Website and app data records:
**********
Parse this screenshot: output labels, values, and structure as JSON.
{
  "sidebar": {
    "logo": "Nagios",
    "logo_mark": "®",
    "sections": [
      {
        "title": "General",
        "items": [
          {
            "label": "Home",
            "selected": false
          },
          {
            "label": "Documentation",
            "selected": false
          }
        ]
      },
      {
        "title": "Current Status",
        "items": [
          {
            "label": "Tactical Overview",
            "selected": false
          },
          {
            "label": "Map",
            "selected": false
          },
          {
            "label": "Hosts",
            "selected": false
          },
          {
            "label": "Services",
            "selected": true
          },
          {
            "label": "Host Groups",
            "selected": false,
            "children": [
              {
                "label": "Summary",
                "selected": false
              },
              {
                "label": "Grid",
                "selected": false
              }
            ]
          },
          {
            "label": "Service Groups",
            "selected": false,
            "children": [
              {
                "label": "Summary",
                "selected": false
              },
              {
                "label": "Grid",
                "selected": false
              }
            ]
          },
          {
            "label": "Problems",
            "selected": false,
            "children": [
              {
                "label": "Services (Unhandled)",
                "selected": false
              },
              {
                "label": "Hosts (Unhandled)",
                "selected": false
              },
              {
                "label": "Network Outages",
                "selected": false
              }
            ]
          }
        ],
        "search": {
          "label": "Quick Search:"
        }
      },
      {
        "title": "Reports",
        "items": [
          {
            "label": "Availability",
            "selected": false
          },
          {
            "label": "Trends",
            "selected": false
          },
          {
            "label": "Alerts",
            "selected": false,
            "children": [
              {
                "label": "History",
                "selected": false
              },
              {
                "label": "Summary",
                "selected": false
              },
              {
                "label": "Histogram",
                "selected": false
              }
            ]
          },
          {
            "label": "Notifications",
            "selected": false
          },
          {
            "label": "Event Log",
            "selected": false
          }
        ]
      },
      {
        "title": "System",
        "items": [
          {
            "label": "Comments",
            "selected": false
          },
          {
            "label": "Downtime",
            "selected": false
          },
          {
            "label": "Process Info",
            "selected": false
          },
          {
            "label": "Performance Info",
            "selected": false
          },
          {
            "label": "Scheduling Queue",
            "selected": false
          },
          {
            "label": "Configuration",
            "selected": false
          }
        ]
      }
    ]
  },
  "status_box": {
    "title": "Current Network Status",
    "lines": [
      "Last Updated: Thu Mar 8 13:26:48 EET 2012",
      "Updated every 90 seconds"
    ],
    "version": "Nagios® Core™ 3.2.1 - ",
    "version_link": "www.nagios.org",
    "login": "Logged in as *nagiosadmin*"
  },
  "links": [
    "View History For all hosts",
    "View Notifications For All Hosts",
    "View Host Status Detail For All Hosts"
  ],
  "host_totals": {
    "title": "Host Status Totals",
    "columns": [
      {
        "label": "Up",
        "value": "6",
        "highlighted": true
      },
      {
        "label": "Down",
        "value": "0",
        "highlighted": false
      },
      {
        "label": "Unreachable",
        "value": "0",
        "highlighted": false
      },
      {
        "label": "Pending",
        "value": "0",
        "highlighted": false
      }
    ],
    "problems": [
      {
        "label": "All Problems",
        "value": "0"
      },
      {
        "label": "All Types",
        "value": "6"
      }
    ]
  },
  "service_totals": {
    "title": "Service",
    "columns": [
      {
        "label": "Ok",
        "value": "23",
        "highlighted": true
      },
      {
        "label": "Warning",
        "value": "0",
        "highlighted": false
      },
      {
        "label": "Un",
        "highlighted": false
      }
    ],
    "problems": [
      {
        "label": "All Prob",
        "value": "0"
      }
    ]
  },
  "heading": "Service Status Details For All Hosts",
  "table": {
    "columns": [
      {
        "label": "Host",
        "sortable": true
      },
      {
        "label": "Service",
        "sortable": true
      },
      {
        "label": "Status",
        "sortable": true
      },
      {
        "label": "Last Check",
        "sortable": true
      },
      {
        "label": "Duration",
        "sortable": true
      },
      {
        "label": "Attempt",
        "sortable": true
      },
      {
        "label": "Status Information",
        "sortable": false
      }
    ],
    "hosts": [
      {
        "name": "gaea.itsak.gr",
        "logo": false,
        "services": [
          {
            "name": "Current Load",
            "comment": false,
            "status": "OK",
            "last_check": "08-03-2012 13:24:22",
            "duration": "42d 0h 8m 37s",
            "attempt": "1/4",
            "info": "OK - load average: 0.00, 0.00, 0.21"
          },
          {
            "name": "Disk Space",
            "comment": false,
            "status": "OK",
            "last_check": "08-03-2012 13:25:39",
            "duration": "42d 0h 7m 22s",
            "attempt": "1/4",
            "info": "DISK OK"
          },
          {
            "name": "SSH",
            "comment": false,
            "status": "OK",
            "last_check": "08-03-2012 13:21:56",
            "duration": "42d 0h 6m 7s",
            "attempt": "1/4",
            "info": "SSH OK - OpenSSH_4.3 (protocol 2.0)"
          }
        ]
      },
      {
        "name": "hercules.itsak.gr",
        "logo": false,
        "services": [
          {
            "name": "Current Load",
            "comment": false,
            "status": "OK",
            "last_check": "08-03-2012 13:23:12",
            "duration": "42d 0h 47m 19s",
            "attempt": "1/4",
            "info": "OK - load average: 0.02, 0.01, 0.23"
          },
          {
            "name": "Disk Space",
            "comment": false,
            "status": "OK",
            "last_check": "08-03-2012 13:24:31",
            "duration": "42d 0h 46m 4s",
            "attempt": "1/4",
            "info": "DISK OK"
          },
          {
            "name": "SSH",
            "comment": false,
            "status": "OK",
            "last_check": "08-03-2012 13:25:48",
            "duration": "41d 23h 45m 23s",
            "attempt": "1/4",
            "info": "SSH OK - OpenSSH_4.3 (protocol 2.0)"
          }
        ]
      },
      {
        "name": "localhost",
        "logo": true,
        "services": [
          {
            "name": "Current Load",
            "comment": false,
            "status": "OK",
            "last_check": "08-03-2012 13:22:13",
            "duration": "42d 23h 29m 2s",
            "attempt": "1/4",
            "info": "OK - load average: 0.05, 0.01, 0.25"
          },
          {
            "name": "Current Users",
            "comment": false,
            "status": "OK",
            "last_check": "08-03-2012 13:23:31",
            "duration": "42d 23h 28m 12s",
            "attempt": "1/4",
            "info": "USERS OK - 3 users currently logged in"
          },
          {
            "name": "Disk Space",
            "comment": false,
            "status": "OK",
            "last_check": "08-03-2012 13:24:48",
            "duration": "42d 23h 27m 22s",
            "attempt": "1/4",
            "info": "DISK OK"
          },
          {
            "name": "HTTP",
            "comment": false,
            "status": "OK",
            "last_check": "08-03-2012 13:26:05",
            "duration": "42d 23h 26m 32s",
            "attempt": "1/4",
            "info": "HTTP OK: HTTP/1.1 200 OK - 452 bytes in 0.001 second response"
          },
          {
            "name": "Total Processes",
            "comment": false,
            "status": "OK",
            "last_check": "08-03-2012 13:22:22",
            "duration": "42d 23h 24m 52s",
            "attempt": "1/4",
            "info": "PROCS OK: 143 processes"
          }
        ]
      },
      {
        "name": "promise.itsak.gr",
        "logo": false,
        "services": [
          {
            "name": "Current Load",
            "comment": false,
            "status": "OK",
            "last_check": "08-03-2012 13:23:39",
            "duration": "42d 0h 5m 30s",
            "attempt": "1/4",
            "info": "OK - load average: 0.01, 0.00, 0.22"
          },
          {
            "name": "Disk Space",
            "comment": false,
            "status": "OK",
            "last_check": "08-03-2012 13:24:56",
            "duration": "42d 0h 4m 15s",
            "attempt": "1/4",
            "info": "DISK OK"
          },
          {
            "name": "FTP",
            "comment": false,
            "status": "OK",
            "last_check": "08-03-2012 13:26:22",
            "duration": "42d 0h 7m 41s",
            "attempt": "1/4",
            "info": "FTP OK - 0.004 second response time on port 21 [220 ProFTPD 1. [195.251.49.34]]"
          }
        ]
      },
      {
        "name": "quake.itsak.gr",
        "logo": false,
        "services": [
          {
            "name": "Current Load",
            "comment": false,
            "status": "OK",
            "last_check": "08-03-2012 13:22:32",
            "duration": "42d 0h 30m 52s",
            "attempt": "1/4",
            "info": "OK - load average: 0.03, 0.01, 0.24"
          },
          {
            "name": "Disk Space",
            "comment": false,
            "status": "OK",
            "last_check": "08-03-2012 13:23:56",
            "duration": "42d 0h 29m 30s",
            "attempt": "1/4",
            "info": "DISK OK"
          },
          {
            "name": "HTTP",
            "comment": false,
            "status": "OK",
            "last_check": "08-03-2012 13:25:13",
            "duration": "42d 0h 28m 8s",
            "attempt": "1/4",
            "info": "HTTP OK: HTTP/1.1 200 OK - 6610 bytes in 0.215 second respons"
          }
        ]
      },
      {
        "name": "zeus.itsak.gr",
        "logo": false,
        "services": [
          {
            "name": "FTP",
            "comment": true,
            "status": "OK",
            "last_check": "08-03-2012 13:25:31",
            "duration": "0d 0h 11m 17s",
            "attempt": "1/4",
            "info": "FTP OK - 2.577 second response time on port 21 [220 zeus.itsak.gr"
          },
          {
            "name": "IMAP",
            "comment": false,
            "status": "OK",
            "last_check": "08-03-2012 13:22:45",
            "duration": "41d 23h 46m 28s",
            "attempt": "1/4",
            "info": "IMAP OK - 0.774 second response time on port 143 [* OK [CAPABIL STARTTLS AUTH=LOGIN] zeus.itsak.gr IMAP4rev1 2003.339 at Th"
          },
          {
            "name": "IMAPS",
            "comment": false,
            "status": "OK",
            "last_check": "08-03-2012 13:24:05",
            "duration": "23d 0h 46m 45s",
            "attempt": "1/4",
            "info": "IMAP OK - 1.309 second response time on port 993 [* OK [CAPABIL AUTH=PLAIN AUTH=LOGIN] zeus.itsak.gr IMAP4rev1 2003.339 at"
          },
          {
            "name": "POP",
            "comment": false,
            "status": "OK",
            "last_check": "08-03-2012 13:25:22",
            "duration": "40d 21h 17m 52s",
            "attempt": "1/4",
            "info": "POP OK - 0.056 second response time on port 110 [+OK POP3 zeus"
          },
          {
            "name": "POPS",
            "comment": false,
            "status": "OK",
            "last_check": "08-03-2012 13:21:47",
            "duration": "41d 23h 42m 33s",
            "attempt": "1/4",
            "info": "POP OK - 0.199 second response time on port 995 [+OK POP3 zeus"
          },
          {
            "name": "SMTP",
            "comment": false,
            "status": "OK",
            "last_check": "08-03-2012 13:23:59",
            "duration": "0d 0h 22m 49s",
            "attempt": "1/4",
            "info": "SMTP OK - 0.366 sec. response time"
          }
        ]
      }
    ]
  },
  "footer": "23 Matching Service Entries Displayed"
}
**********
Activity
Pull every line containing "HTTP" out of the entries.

Your solution
            "name": "HTTP",
            "info": "HTTP OK: HTTP/1.1 200 OK - 452 bytes in 0.001 second response"
            "name": "HTTP",
            "info": "HTTP OK: HTTP/1.1 200 OK - 6610 bytes in 0.215 second respons"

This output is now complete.